I’d like to think my creative process is a 50/50 mix of what I learned from philosophy at Pitzer and design at Shillington. My first step is summarizing the brief in my own words. Next, I write down four words that reflect the brief, and after that, about 20 words that relate to each of those four. Next, I circle the most visually appealing words, and from there, I come up with one or two strong concepts. Step two is making my concept visual by mood boarding, and sketching out ideas (even if I think some of them are really dumb). Philosophy has taught me to think abstractly and conceptualize almost anything, so developing the first step came easy to me. Shillington taught me to trust the process. No matter how hard I might want to go straight to the computer and skip writing down 80 words, I do it because I trust that it elicits the strongest concepts and designs.
My best designs come when I have a pencil and a big notepad at a large empty table. There is something about having a sturdy notebook, my mood boards printed, and an open workspace that really gets my ideas flowing. I got an iPad because I heard it was the new thing that designers had to have but returned it after three days. Someone would have to pay me to do designs on that thing… But of course later in the process I use the normal softwares; Illustrator, Photoshop, Indesign, Sketch, and After Effects.

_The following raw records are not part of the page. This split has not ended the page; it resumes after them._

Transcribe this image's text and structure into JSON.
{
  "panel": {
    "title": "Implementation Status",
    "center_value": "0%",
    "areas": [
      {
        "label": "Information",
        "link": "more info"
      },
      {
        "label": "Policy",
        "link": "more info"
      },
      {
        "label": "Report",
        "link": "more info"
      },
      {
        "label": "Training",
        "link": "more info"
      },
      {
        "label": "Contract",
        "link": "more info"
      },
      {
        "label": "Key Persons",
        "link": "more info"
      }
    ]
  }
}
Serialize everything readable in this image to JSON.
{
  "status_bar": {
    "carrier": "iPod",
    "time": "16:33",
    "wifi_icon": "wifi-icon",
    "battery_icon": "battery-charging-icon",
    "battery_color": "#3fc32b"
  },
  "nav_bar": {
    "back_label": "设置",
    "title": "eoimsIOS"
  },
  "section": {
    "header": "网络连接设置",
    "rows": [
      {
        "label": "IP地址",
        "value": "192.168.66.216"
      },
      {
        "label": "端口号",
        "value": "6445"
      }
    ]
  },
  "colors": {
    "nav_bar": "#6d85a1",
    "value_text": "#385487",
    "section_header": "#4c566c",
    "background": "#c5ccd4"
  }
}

I work everyday at the Chandelier Penthouse in SoHo. The other creatives at Chandelier are young and energetic. My bosses and mentors are truly inspiring, and I have already learned so much from their years of experience. My routine changes daily, depending where we are in production, but you can usually find me creating campaign concepts or mocking up designs.
My first piece of advice is to build a stellar portfolio and send it to any and every studio you’d like to work for. My second piece of advice is to be professional, both in your portfolio and in your interviews, but don’t be afraid to let your personality show.
One long term goal is to become an animator. Right now I am taking a night class at Pratt Continuing Education. More long term than that, I want to circle back to what made me fall in love with design in the first place, and eventually run my own magazine.
Learn more about Leila on her website.